For me, this season was particularly special as it earmarked the beginning of a new direction in my life, becoming a full-time angler. I intended to spend the majority of my days either on the water or planning my next, all peppered by delving into the industry and learning as much as possible. It would also drive my decision to officially enter the guiding industry, something I was initially tentative about but became more comfortable as opportunities presented themselves. I began to better understand the value it adds to New Zealand and the fact that it is not as detrimental as many anglers believe. If managed correctly it could well become one of the important tools that sustains and protects our fisheries for decades to come.
My season started like a dream.
One of my season goals was to catch my first trophy trout of over 10lb. Thinking that this would be a season long endeavour I planned my first opening trip to an area which would hopefully help me on the way and at least give me the chance to practice on a few likely candidates.
After planning for months, I headed north with my mate Dave for a hard-core back country adventure to bring in the new season. However the weather gods had different ideas and decided to pound the whole South Island for opening day, I thought that my dream trip may be over before it began.
Rather than reading about the whole trip, watch the video and see my dream come true!
I then spent most of October exploring my local waters as you really need to make the most of them before the farmers suck them dry for the benefit of grazing cows in a desert. This process is just unsustainable madness if you ask me and I pray for the day where we collectively agree the point and make a stand against public resources being plundered for the benefit of the few, going against everything we hold dear in New Zealand.
Anyway…. as the season started to get into the swing of things I decided to hit the road and explore some new waters, this time with just on my lonesome. I setup a bed in the back and headed south for a week, it was still damn cold, windy and snowed on the second night which turned the lower rivers high and dirty
After getting hammer by the weather, I made sure it did not dampen my spirits but instead went on the hunt for more remote rivers that would be less effected by the conditions. I was eventually rewarded with a perfect day of no wind, no clouds and crystal clear water all amongst a magnificent valley. This proved to be one of the best days of my season and defiantly my best on that particular water. Checkout some of the awesome browns I got into in this short film
Tips for fishing in October
The first month of the season can be one of the most rewarding. Most fish have gone about their business and been undisturbed for up to 5 months, combined with their desire to recondition after spawning all you really need to do is get your fly in the right place and it’s on. The downside however is the unpredictable and gnarly weather that can come out of nowhere, turning the river to mud and destroying your hopes to even get a cast out.
Here are a few tips that will help your success in early season conditions:
- Target waterways that have a smaller catchment area, or areas that provide access to multiple catchments should it all turn bad and you need to seek refuge in a tributary or smaller stream.
- Don’t underestimate the weather, even though winter is over horrendous storms and snow are still possible to low levels, you don’t want to get caught out on a bad day unprepared

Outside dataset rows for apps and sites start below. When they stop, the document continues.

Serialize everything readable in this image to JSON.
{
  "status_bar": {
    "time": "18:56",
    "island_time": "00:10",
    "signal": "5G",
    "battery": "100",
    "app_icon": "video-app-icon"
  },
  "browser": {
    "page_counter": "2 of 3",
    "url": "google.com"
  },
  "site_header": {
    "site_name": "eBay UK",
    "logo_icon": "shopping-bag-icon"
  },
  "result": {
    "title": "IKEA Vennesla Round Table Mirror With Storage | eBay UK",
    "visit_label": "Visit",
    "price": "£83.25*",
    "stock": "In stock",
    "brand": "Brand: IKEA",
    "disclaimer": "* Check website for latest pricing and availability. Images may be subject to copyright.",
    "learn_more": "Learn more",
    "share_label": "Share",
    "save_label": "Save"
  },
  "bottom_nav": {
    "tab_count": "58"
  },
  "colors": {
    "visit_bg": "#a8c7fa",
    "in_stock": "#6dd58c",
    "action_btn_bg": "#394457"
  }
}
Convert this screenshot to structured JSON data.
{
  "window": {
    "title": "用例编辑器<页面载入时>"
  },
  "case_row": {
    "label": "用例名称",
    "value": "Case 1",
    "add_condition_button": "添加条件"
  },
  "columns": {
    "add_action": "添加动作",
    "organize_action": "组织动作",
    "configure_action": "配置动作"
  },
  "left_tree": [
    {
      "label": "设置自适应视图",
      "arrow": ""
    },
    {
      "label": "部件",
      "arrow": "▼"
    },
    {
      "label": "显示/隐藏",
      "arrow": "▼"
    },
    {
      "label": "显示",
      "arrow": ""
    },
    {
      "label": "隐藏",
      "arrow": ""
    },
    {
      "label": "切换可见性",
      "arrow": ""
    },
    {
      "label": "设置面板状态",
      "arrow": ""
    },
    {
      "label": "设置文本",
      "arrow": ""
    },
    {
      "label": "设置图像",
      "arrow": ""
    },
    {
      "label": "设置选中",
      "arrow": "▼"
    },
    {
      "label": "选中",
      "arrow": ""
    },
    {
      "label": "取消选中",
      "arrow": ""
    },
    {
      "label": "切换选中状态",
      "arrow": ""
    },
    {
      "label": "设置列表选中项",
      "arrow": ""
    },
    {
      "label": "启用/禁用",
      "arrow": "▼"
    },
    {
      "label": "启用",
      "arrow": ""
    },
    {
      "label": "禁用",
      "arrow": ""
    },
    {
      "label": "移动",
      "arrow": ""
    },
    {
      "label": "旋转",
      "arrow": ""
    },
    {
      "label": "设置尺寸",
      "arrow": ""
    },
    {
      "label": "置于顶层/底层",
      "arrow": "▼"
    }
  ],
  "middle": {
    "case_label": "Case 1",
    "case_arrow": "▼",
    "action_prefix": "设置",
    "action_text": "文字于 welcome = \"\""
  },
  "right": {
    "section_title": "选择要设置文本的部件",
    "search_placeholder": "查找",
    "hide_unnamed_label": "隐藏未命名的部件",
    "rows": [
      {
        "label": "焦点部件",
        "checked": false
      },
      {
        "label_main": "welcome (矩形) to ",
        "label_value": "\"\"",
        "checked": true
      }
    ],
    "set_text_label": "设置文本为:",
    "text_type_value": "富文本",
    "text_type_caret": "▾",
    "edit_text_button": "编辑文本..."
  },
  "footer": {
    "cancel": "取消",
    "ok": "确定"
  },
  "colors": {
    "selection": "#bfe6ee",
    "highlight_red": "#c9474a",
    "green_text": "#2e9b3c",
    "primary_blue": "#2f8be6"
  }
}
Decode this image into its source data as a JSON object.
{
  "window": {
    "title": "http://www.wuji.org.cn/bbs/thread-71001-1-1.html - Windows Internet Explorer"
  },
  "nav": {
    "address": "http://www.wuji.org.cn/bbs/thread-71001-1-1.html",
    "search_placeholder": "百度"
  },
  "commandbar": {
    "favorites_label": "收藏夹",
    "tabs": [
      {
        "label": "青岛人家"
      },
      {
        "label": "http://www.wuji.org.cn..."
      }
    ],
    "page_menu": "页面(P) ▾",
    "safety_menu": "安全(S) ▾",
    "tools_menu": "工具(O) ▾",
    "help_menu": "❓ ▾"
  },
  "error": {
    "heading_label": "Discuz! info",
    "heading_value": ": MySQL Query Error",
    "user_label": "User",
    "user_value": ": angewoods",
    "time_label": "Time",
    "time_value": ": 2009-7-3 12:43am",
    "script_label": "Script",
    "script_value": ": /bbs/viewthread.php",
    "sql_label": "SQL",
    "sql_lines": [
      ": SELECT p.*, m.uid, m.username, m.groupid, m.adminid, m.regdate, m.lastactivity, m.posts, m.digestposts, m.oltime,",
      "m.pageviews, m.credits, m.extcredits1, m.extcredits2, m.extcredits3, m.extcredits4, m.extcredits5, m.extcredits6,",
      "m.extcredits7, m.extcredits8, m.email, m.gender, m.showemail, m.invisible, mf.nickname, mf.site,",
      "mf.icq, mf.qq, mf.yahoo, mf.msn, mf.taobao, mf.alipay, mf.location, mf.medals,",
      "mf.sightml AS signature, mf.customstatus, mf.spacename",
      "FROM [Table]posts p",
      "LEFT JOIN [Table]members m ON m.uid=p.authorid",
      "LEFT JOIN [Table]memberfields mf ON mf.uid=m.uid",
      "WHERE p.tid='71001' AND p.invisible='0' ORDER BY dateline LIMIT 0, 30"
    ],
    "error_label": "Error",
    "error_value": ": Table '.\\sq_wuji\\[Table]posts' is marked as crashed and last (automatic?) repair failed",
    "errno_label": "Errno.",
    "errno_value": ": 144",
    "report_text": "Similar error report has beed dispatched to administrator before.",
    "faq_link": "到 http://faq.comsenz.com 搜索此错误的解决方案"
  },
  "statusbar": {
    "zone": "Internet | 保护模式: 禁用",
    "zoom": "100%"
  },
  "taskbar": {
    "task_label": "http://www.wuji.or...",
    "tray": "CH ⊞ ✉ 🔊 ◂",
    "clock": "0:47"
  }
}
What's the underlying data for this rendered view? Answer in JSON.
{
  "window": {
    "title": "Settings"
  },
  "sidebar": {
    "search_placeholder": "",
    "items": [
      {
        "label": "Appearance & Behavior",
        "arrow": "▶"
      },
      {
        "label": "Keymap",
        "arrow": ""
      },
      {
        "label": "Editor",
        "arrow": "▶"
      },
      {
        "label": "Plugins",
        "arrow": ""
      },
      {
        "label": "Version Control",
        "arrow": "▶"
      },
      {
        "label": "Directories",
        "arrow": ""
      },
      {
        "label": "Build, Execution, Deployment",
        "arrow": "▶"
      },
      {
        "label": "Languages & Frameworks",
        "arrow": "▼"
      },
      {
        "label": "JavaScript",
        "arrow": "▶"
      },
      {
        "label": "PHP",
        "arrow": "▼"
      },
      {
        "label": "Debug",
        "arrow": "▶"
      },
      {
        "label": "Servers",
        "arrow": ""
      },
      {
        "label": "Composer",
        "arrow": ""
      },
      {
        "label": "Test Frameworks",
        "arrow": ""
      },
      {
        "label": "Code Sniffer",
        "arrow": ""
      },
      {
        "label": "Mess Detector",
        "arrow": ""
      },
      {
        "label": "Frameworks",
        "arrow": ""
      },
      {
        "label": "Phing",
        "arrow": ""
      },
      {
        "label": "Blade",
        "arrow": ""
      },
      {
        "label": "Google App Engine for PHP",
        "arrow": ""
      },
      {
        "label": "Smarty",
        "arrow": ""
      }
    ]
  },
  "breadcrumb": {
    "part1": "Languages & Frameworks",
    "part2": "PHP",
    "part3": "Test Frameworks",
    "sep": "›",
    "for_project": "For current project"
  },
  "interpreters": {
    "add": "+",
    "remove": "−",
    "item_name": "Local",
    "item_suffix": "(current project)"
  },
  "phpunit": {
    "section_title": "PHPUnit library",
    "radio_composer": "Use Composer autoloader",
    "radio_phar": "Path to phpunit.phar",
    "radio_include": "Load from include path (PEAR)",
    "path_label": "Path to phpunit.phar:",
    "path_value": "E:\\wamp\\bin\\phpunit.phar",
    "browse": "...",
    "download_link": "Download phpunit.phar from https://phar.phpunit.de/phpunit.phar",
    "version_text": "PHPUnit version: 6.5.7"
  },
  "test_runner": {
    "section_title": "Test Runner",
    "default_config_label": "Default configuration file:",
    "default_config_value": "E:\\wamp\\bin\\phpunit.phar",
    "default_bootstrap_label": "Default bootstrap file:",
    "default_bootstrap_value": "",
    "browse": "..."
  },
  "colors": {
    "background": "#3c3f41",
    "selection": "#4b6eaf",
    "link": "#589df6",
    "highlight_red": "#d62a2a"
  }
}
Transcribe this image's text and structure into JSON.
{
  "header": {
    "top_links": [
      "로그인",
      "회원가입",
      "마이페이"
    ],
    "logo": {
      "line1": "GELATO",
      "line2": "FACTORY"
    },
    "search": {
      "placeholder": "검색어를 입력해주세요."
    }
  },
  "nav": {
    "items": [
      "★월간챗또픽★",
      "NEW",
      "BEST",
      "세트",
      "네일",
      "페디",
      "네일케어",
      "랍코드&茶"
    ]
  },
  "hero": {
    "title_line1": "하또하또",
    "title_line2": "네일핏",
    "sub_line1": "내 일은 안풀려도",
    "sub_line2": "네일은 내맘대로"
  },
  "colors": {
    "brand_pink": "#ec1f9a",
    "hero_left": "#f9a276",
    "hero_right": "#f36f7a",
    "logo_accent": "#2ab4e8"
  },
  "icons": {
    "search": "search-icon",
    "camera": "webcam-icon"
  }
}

- Fish big, make the most of being able to get out those size #8 – #12 nymphs, these fish will not be as selective early on and it is important to for you fly to be seen in water that may carry some colour or snow melt
- Plan a slightly longer trip to allow for bad weather days and/or additional travel to get to those unaffected areas.
Overall October is a great month for fishing in the south and if your willing to adapt and make the most of all situations there are some great fish to be found, they can be as hungry as ever and there are generally less anglers trying to hunt them down.
For more info or to talk about a trip flick me a message below: